> _ACTIVITY_
Everything in the records below except the pictures must be written out exactly.

> _DATA SECTION_
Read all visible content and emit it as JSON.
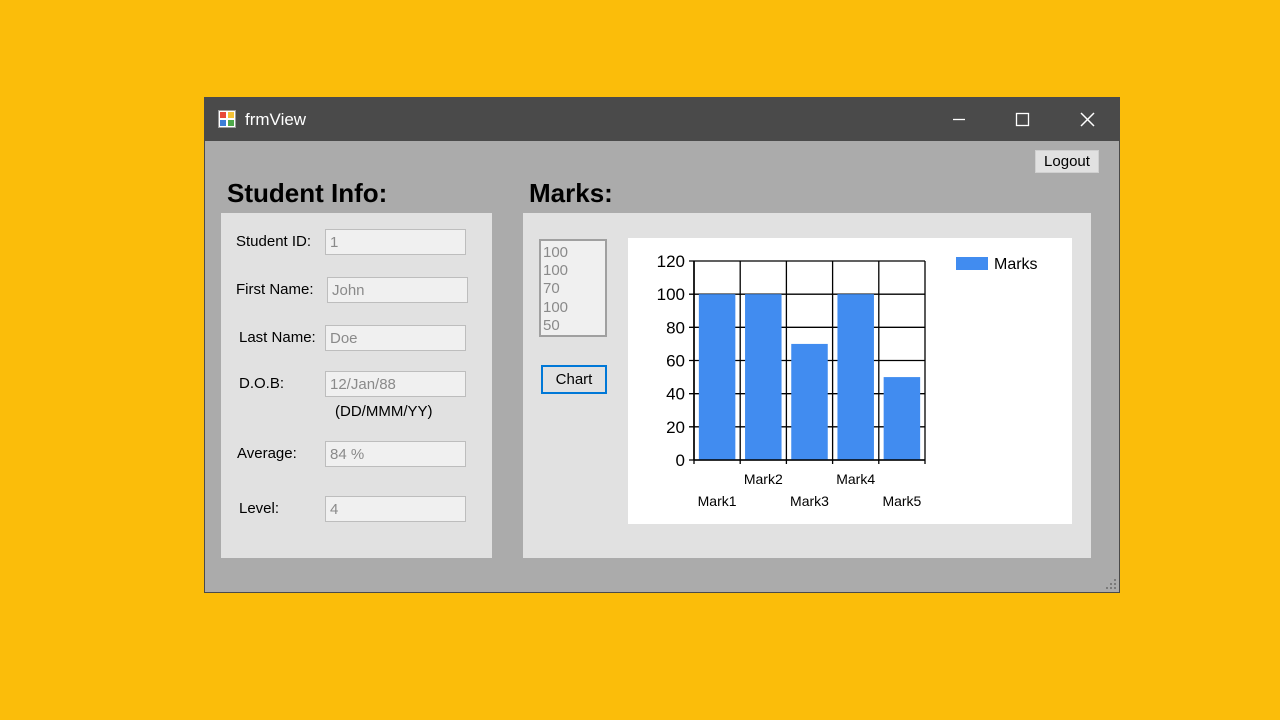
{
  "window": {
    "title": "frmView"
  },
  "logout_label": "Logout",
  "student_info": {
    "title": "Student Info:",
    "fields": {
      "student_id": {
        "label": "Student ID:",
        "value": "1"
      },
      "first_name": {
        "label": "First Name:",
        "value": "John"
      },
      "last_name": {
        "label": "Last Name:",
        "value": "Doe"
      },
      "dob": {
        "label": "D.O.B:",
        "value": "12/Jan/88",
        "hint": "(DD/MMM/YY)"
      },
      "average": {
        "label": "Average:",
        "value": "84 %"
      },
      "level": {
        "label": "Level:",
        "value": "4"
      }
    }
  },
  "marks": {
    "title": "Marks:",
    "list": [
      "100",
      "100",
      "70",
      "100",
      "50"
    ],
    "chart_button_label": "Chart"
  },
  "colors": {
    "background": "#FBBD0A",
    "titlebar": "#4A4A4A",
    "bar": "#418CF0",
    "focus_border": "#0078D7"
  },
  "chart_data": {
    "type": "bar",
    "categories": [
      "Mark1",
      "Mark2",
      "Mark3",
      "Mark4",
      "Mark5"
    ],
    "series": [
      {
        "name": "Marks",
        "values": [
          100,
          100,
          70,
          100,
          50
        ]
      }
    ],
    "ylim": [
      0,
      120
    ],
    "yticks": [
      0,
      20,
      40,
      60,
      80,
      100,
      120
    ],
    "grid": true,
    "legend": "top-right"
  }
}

> _TASK RESPONSE_
Read all visible content and emit it as JSON.
{
  "window": {
    "title": "frmView"
  },
  "logout_label": "Logout",
  "student_info": {
    "title": "Student Info:",
    "fields": {
      "student_id": {
        "label": "Student ID:",
        "value": "1"
      },
      "first_name": {
        "label": "First Name:",
        "value": "John"
      },
      "last_name": {
        "label": "Last Name:",
        "value": "Doe"
      },
      "dob": {
        "label": "D.O.B:",
        "value": "12/Jan/88",
        "hint": "(DD/MMM/YY)"
      },
      "average": {
        "label": "Average:",
        "value": "84 %"
      },
      "level": {
        "label": "Level:",
        "value": "4"
      }
    }
  },
  "marks": {
    "title": "Marks:",
    "list": [
      "100",
      "100",
      "70",
      "100",
      "50"
    ],
    "chart_button_label": "Chart"
  },
  "colors": {
    "background": "#FBBD0A",
    "titlebar": "#4A4A4A",
    "bar": "#418CF0",
    "focus_border": "#0078D7"
  },
  "chart_data": {
    "type": "bar",
    "categories": [
      "Mark1",
      "Mark2",
      "Mark3",
      "Mark4",
      "Mark5"
    ],
    "series": [
      {
        "name": "Marks",
        "values": [
          100,
          100,
          70,
          100,
          50
        ]
      }
    ],
    "ylim": [
      0,
      120
    ],
    "yticks": [
      0,
      20,
      40,
      60,
      80,
      100,
      120
    ],
    "grid": true,
    "legend": "top-right"
  }
}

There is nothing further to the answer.